Animation Music

A Mesmerizing Animation Spins Through Banknotes From 23 Countries in a Hypnotic Look at What Cultures Value

September 9, 2021

Grace Ebert

An endless loop of lines, ornate motifs, emblems, and historical figures converge in a hypnotic animation by Los Angeles-based director Lachlan Turczan. Paired with Blake Mills’s subdued track “Money Is The One True God,” the music video is comprised of high-resolution scans spliced together in a mesmerizing rotation. The compilation reveals colorful snippets of currency from 23 countries dating from the 1800s to the present day—these include a portrait of rebellion leader Samuel Sharpe on the Jamaican 50 dollar bill, an engraving of Tenochtitlan on a 100 peso, and a kaleidoscopic sunset on China’s 5 yuan—that show how notions of value have evolved over time.

Turczan writes that he used replacement animation techniques to highlight the guilloché patterns embedded within the bills. While much of the animation focuses on the abstract, it’s also indicative of cultural trends and shifts. “The age of exploration leads to industrialization, wonders of the world are replaced by office buildings, and icons of freedom stand in stark contrast to images of slavery,” he says. “The project culminates with the collective eyes of all world leaders staring back at the audience.”

Having worked with talents like Phoebe Bridgers, Sam von Horn, and Flock of Dimes, Mills’s “Money Is The One True God” is just one of Turczan’s music videos, which you can watch on Vimeo and Instagram.

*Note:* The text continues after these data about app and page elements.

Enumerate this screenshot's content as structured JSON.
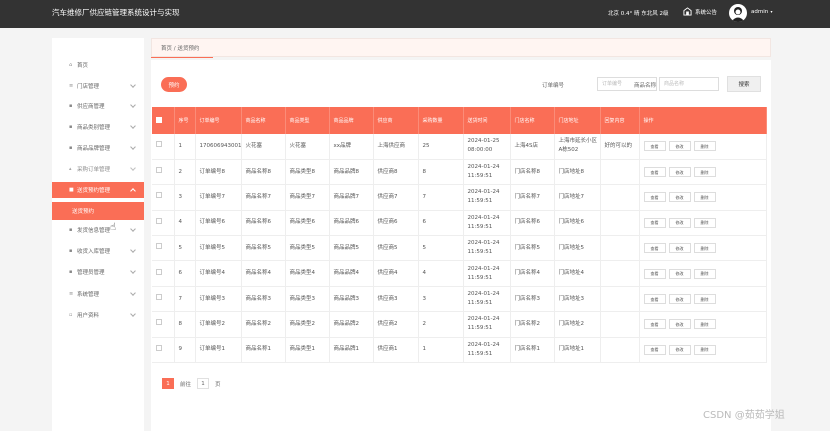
{
  "header": {
    "title": "汽车维修厂供应链管理系统设计与实现",
    "weather": "北京 0.4° 晴 东北风 2级",
    "notice_label": "系统公告",
    "username": "admin"
  },
  "sidebar": {
    "items": [
      {
        "label": "首页",
        "icon": "home-icon"
      },
      {
        "label": "门店管理",
        "icon": "list-icon"
      },
      {
        "label": "供应商管理",
        "icon": "grid-icon"
      },
      {
        "label": "商品类别管理",
        "icon": "grid-icon"
      },
      {
        "label": "商品品牌管理",
        "icon": "grid-icon"
      },
      {
        "label": "采购订单管理",
        "icon": "cart-icon"
      },
      {
        "label": "送货预约管理",
        "icon": "folder-icon"
      },
      {
        "label": "送货预约",
        "icon": ""
      },
      {
        "label": "发货信息管理",
        "icon": "grid-icon"
      },
      {
        "label": "收货入库管理",
        "icon": "grid-icon"
      },
      {
        "label": "管理员管理",
        "icon": "person-icon"
      },
      {
        "label": "系统管理",
        "icon": "list-icon"
      },
      {
        "label": "用户资料",
        "icon": "doc-icon"
      }
    ]
  },
  "breadcrumb": "首页 / 送货预约",
  "toolbar": {
    "add_label": "预约",
    "order_no_label": "订单编号",
    "order_no_placeholder": "订单编号",
    "product_name_label": "商品名称",
    "product_name_placeholder": "商品名称",
    "search_label": "搜索"
  },
  "table": {
    "headers": [
      "",
      "序号",
      "订单编号",
      "商品名称",
      "商品类型",
      "商品品牌",
      "供应商",
      "采购数量",
      "送货时间",
      "门店名称",
      "门店地址",
      "回复内容",
      "操作"
    ],
    "op_labels": [
      "查看",
      "修改",
      "删除"
    ],
    "rows": [
      [
        "1",
        "1706069430015",
        "火花塞",
        "火花塞",
        "xx品牌",
        "上海供应商",
        "25",
        "2024-01-25 08:00:00",
        "上海4S店",
        "上海市延长小区A栋502",
        "好的可以的"
      ],
      [
        "2",
        "订单编号8",
        "商品名称8",
        "商品类型8",
        "商品品牌8",
        "供应商8",
        "8",
        "2024-01-24 11:59:51",
        "门店名称8",
        "门店地址8",
        ""
      ],
      [
        "3",
        "订单编号7",
        "商品名称7",
        "商品类型7",
        "商品品牌7",
        "供应商7",
        "7",
        "2024-01-24 11:59:51",
        "门店名称7",
        "门店地址7",
        ""
      ],
      [
        "4",
        "订单编号6",
        "商品名称6",
        "商品类型6",
        "商品品牌6",
        "供应商6",
        "6",
        "2024-01-24 11:59:51",
        "门店名称6",
        "门店地址6",
        ""
      ],
      [
        "5",
        "订单编号5",
        "商品名称5",
        "商品类型5",
        "商品品牌5",
        "供应商5",
        "5",
        "2024-01-24 11:59:51",
        "门店名称5",
        "门店地址5",
        ""
      ],
      [
        "6",
        "订单编号4",
        "商品名称4",
        "商品类型4",
        "商品品牌4",
        "供应商4",
        "4",
        "2024-01-24 11:59:51",
        "门店名称4",
        "门店地址4",
        ""
      ],
      [
        "7",
        "订单编号3",
        "商品名称3",
        "商品类型3",
        "商品品牌3",
        "供应商3",
        "3",
        "2024-01-24 11:59:51",
        "门店名称3",
        "门店地址3",
        ""
      ],
      [
        "8",
        "订单编号2",
        "商品名称2",
        "商品类型2",
        "商品品牌2",
        "供应商2",
        "2",
        "2024-01-24 11:59:51",
        "门店名称2",
        "门店地址2",
        ""
      ],
      [
        "9",
        "订单编号1",
        "商品名称1",
        "商品类型1",
        "商品品牌1",
        "供应商1",
        "1",
        "2024-01-24 11:59:51",
        "门店名称1",
        "门店地址1",
        ""
      ]
    ]
  },
  "pagination": {
    "current": "1",
    "goto_label": "前往",
    "goto_value": "1",
    "page_suffix": "页"
  },
  "watermark": "CSDN @茹茹学姐",
  "colors": {
    "accent": "#fa6e56",
    "topbar": "#333333"
  }
}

You also might enjoy this stop-motion short at the intersection of culture and economics. (via Booooooom)